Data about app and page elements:
——————

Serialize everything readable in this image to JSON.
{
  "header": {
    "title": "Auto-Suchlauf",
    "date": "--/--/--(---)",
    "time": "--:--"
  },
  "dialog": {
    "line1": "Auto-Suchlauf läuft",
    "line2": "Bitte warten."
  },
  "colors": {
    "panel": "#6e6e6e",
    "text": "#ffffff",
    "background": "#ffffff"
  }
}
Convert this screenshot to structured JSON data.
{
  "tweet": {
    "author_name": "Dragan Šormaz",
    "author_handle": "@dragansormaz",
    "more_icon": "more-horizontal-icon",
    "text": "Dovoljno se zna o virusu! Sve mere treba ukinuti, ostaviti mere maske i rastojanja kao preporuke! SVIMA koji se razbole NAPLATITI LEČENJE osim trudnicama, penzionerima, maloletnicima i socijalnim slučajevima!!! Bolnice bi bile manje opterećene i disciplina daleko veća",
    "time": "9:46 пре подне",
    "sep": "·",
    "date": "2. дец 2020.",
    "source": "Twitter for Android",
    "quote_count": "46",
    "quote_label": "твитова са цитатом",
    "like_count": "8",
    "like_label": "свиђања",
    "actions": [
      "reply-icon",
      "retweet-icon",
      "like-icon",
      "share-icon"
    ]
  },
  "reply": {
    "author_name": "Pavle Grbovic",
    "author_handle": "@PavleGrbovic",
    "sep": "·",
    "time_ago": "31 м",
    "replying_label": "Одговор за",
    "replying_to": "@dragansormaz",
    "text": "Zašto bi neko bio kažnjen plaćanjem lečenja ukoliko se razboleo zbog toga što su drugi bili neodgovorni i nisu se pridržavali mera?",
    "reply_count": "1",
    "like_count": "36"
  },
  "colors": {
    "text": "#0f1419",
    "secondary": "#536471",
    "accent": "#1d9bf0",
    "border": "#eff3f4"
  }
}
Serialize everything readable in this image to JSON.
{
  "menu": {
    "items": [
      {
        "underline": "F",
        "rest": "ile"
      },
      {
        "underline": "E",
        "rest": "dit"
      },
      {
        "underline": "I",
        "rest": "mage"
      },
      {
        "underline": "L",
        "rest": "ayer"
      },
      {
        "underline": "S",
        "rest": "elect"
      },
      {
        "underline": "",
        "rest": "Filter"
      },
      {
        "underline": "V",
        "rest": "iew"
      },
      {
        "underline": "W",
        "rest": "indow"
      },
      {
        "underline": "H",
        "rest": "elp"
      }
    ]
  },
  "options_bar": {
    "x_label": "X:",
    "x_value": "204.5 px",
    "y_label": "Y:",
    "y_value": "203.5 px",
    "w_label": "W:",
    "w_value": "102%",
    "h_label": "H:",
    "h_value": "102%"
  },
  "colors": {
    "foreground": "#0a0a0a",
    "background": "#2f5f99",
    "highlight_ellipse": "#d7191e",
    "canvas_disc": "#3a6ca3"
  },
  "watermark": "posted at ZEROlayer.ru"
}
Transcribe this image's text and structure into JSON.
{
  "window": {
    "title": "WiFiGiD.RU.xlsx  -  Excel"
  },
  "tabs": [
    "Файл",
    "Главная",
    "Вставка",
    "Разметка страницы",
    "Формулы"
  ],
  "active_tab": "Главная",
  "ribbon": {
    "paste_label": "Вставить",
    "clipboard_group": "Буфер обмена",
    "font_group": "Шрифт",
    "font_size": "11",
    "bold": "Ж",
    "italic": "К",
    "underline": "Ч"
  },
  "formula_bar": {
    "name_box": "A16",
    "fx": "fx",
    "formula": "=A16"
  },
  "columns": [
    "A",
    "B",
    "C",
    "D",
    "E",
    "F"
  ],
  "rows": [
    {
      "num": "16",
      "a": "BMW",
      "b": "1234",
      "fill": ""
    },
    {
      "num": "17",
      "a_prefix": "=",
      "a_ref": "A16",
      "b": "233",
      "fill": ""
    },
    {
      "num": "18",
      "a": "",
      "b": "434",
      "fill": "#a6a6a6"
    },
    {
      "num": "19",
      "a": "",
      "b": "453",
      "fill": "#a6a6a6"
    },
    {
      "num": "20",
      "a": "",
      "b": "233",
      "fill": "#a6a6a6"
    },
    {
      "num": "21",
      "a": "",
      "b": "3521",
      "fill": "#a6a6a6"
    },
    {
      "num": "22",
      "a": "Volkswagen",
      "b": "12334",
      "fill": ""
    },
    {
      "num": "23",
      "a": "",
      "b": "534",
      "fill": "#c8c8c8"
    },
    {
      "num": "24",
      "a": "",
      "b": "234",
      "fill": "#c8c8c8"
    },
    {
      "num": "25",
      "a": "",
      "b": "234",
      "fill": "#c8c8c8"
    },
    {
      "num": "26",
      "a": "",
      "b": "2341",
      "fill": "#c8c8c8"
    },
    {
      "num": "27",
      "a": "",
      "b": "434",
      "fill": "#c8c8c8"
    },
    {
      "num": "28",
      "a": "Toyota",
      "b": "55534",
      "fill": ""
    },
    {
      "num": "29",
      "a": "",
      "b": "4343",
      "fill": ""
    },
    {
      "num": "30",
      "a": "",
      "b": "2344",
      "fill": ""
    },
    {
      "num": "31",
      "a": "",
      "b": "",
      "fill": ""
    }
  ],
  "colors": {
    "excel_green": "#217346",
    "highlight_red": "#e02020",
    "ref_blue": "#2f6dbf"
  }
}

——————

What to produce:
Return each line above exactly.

Finished task:
Serialize everything readable in this image to JSON.
{
  "header": {
    "title": "Auto-Suchlauf",
    "date": "--/--/--(---)",
    "time": "--:--"
  },
  "dialog": {
    "line1": "Auto-Suchlauf läuft",
    "line2": "Bitte warten."
  },
  "colors": {
    "panel": "#6e6e6e",
    "text": "#ffffff",
    "background": "#ffffff"
  }
}
Convert this screenshot to structured JSON data.
{
  "tweet": {
    "author_name": "Dragan Šormaz",
    "author_handle": "@dragansormaz",
    "more_icon": "more-horizontal-icon",
    "text": "Dovoljno se zna o virusu! Sve mere treba ukinuti, ostaviti mere maske i rastojanja kao preporuke! SVIMA koji se razbole NAPLATITI LEČENJE osim trudnicama, penzionerima, maloletnicima i socijalnim slučajevima!!! Bolnice bi bile manje opterećene i disciplina daleko veća",
    "time": "9:46 пре подне",
    "sep": "·",
    "date": "2. дец 2020.",
    "source": "Twitter for Android",
    "quote_count": "46",
    "quote_label": "твитова са цитатом",
    "like_count": "8",
    "like_label": "свиђања",
    "actions": [
      "reply-icon",
      "retweet-icon",
      "like-icon",
      "share-icon"
    ]
  },
  "reply": {
    "author_name": "Pavle Grbovic",
    "author_handle": "@PavleGrbovic",
    "sep": "·",
    "time_ago": "31 м",
    "replying_label": "Одговор за",
    "replying_to": "@dragansormaz",
    "text": "Zašto bi neko bio kažnjen plaćanjem lečenja ukoliko se razboleo zbog toga što su drugi bili neodgovorni i nisu se pridržavali mera?",
    "reply_count": "1",
    "like_count": "36"
  },
  "colors": {
    "text": "#0f1419",
    "secondary": "#536471",
    "accent": "#1d9bf0",
    "border": "#eff3f4"
  }
}
Serialize everything readable in this image to JSON.
{
  "menu": {
    "items": [
      {
        "underline": "F",
        "rest": "ile"
      },
      {
        "underline": "E",
        "rest": "dit"
      },
      {
        "underline": "I",
        "rest": "mage"
      },
      {
        "underline": "L",
        "rest": "ayer"
      },
      {
        "underline": "S",
        "rest": "elect"
      },
      {
        "underline": "",
        "rest": "Filter"
      },
      {
        "underline": "V",
        "rest": "iew"
      },
      {
        "underline": "W",
        "rest": "indow"
      },
      {
        "underline": "H",
        "rest": "elp"
      }
    ]
  },
  "options_bar": {
    "x_label": "X:",
    "x_value": "204.5 px",
    "y_label": "Y:",
    "y_value": "203.5 px",
    "w_label": "W:",
    "w_value": "102%",
    "h_label": "H:",
    "h_value": "102%"
  },
  "colors": {
    "foreground": "#0a0a0a",
    "background": "#2f5f99",
    "highlight_ellipse": "#d7191e",
    "canvas_disc": "#3a6ca3"
  },
  "watermark": "posted at ZEROlayer.ru"
}
Transcribe this image's text and structure into JSON.
{
  "window": {
    "title": "WiFiGiD.RU.xlsx  -  Excel"
  },
  "tabs": [
    "Файл",
    "Главная",
    "Вставка",
    "Разметка страницы",
    "Формулы"
  ],
  "active_tab": "Главная",
  "ribbon": {
    "paste_label": "Вставить",
    "clipboard_group": "Буфер обмена",
    "font_group": "Шрифт",
    "font_size": "11",
    "bold": "Ж",
    "italic": "К",
    "underline": "Ч"
  },
  "formula_bar": {
    "name_box": "A16",
    "fx": "fx",
    "formula": "=A16"
  },
  "columns": [
    "A",
    "B",
    "C",
    "D",
    "E",
    "F"
  ],
  "rows": [
    {
      "num": "16",
      "a": "BMW",
      "b": "1234",
      "fill": ""
    },
    {
      "num": "17",
      "a_prefix": "=",
      "a_ref": "A16",
      "b": "233",
      "fill": ""
    },
    {
      "num": "18",
      "a": "",
      "b": "434",
      "fill": "#a6a6a6"
    },
    {
      "num": "19",
      "a": "",
      "b": "453",
      "fill": "#a6a6a6"
    },
    {
      "num": "20",
      "a": "",
      "b": "233",
      "fill": "#a6a6a6"
    },
    {
      "num": "21",
      "a": "",
      "b": "3521",
      "fill": "#a6a6a6"
    },
    {
      "num": "22",
      "a": "Volkswagen",
      "b": "12334",
      "fill": ""
    },
    {
      "num": "23",
      "a": "",
      "b": "534",
      "fill": "#c8c8c8"
    },
    {
      "num": "24",
      "a": "",
      "b": "234",
      "fill": "#c8c8c8"
    },
    {
      "num": "25",
      "a": "",
      "b": "234",
      "fill": "#c8c8c8"
    },
    {
      "num": "26",
      "a": "",
      "b": "2341",
      "fill": "#c8c8c8"
    },
    {
      "num": "27",
      "a": "",
      "b": "434",
      "fill": "#c8c8c8"
    },
    {
      "num": "28",
      "a": "Toyota",
      "b": "55534",
      "fill": ""
    },
    {
      "num": "29",
      "a": "",
      "b": "4343",
      "fill": ""
    },
    {
      "num": "30",
      "a": "",
      "b": "2344",
      "fill": ""
    },
    {
      "num": "31",
      "a": "",
      "b": "",
      "fill": ""
    }
  ],
  "colors": {
    "excel_green": "#217346",
    "highlight_red": "#e02020",
    "ref_blue": "#2f6dbf"
  }
}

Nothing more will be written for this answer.